Egept sex photos
STIs spread rapidly through the brothels and this prompted the French authorities to introduce a law forbidding French troops from entering a brothel or having prostitutes in their rooms.

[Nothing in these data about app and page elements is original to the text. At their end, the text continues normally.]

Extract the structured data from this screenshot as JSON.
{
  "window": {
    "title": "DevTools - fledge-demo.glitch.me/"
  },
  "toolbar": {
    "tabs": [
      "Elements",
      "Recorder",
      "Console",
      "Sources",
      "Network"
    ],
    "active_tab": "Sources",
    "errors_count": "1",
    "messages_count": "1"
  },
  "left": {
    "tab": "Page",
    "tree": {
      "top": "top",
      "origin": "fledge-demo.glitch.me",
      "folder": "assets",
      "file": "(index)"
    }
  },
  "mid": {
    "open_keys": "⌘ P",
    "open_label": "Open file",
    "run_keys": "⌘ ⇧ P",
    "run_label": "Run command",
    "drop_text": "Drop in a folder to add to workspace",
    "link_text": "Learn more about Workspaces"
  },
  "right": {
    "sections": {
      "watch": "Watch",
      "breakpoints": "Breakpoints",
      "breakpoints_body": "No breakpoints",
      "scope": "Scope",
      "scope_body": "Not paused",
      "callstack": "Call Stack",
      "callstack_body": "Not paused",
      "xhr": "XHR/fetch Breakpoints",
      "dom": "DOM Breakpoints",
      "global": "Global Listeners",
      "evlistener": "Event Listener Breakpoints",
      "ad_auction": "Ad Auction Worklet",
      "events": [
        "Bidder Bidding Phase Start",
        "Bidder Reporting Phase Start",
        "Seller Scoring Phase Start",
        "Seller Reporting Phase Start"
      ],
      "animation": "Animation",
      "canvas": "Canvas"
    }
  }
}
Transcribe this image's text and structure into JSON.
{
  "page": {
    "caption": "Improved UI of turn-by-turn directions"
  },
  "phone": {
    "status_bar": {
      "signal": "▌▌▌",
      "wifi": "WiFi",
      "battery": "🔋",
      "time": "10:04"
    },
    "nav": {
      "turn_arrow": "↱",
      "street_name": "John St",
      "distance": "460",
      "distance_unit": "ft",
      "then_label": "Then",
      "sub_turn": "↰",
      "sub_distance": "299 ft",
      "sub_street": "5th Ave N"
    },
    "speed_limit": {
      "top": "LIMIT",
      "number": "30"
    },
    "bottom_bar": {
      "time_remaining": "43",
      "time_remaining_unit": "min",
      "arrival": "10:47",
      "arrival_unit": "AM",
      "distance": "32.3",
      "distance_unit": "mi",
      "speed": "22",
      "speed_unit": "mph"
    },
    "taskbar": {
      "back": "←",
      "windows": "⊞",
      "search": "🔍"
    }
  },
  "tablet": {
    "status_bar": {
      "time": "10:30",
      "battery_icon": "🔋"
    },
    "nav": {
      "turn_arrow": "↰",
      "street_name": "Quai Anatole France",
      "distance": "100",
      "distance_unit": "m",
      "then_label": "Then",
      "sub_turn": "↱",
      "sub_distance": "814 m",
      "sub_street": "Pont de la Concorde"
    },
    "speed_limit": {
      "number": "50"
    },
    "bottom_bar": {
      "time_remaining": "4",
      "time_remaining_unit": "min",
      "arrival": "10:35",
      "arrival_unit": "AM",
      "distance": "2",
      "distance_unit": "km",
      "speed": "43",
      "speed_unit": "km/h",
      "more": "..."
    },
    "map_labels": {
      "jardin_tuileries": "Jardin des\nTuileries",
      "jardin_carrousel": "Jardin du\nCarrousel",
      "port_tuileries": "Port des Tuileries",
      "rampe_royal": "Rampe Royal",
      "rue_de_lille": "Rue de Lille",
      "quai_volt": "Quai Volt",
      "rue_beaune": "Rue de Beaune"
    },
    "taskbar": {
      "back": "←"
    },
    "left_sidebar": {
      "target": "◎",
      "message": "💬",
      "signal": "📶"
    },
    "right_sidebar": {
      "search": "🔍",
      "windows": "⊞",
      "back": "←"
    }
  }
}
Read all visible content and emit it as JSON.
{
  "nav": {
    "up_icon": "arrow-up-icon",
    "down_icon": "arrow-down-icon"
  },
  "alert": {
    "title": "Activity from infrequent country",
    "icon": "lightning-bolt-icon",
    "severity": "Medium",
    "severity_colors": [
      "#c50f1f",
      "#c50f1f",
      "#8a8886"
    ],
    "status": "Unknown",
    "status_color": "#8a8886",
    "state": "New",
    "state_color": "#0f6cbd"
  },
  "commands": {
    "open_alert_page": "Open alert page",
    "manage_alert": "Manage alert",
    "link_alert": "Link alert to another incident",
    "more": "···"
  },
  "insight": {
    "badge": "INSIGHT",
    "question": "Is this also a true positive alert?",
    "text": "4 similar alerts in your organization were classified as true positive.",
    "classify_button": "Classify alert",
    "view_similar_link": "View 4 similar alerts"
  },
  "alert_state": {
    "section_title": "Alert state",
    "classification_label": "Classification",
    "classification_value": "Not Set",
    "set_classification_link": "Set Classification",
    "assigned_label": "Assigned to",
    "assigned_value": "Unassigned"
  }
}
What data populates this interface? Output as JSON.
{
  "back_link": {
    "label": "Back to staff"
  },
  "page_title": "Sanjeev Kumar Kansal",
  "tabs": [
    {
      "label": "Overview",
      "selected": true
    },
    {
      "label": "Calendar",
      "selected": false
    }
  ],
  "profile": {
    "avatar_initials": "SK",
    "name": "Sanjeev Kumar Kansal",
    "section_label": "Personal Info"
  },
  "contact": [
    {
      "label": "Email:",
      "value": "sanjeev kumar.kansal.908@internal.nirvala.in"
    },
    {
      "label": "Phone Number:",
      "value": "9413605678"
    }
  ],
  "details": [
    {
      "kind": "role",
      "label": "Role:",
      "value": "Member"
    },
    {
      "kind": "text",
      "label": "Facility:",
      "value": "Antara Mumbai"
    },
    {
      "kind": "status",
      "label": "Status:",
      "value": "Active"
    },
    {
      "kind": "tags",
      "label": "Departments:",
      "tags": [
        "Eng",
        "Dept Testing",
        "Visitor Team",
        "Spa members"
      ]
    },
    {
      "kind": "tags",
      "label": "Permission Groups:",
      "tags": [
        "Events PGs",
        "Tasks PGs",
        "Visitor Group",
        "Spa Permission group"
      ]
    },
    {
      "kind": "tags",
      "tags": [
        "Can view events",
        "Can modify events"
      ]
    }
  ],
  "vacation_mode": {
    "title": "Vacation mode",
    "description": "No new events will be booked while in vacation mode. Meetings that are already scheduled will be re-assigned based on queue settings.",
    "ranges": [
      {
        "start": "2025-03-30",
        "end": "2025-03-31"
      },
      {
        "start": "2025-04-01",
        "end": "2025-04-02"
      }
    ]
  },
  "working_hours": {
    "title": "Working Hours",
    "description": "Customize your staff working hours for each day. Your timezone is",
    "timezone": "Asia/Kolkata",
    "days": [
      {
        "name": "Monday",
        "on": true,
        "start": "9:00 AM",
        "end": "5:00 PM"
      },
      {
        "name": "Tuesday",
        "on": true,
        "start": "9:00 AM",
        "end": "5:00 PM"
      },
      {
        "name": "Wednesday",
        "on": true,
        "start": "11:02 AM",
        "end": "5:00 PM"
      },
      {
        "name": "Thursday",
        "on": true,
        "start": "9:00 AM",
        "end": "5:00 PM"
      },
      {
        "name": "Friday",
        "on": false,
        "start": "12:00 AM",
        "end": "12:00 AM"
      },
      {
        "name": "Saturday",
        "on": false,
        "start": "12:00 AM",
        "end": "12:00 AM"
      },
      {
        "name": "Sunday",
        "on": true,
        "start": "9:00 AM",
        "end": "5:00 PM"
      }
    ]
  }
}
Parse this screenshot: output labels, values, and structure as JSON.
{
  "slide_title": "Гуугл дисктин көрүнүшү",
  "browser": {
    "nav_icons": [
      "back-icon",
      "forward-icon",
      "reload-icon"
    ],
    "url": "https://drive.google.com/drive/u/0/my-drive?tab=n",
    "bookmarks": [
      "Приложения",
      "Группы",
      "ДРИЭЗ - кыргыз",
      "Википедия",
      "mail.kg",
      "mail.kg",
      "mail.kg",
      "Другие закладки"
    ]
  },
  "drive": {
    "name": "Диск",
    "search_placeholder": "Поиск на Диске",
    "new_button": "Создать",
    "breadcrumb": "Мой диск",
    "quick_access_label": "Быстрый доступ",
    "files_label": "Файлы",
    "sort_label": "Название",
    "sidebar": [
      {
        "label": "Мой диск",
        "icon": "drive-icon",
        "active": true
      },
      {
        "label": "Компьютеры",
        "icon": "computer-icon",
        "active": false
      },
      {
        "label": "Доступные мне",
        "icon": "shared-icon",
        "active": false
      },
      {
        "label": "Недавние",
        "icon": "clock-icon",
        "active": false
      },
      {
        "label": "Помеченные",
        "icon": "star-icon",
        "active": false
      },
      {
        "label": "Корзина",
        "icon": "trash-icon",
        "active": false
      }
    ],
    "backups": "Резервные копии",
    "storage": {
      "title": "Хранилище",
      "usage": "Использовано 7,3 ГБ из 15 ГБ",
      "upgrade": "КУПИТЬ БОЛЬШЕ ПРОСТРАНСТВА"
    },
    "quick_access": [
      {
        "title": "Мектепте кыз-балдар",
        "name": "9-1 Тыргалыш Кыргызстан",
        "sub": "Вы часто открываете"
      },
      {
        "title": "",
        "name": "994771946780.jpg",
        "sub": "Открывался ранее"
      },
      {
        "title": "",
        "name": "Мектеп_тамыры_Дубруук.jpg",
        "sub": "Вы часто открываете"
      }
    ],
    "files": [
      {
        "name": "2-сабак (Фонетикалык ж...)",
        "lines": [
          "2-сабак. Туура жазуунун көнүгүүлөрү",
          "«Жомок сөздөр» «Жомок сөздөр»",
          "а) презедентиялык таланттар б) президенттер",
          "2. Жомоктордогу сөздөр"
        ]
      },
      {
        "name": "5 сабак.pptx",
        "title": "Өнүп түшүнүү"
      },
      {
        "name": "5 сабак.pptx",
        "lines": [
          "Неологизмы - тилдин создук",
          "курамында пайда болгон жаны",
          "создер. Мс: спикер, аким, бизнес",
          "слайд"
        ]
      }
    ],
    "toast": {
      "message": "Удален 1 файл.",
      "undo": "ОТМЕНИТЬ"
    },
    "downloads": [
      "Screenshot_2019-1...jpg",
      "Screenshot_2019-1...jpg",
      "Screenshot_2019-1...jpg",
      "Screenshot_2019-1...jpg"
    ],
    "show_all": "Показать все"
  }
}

Article 240 of the Mixed Penal Code of 1867 states: A pimp who incites young men or women below the age of 21 to evil practices leading to rape is to be punished by a period of imprisonment not less than one month and not more than one year.
“You will be harassed no matter what you are wearing.”What drives men to commit the harassment, says Anis, is a combination of factors including political turmoil, poverty, a low standard of education, and religious restrictions.“My work focuses more on the dangers of sexual harassment and how it can end women’s lives,” she says.“Roger’s project shows the oppression Egyptian women face, and how men can interfere with every single detail of women’s personal lives, down to their clothes.”A documentary by Tinne van Loon and Colette Ghunim called is also currently in production.The magnitude of the problem is epidemic, with 99.3% of Egyptian women having been sexually harassed, according to a 2013 U. Cairo-based photojournalist Roger Anis decided to confront the issue by making portraits of women next to the clothes they would wear on the streets, if only they felt safe enough.“I’m not facing harassment myself as a man,” he says, “but when your dear friends are facing it, your girlfriend is facing it, or your mother or sister is facing it, you feel so helpless.”His diptychs pair horrifying stories of harassment and assault with the dream of basic rights for women, reaching beyond sexism to address intersectional themes of racism, ageism, body image, religious tradition, and even the repression of political dissent.As soon as they grew too old for the tastes of the priests they were allowed to leave.
Many practised prostitution until they were married.
Although these issues aren’t exclusive to women, says Anis, women are more likely to be targeted for other forms of discrimination because of their gender.
One of his subjects said she was spat on for wearing colors under her niqab.
Many refused to participate, afraid of having their identities publicized.
“We are in a society where it’s not appropriate to talk about out dreams and needs in public,” says Kamel.
But in-depth projects made by women on sexual harassment in Egypt remain scarce.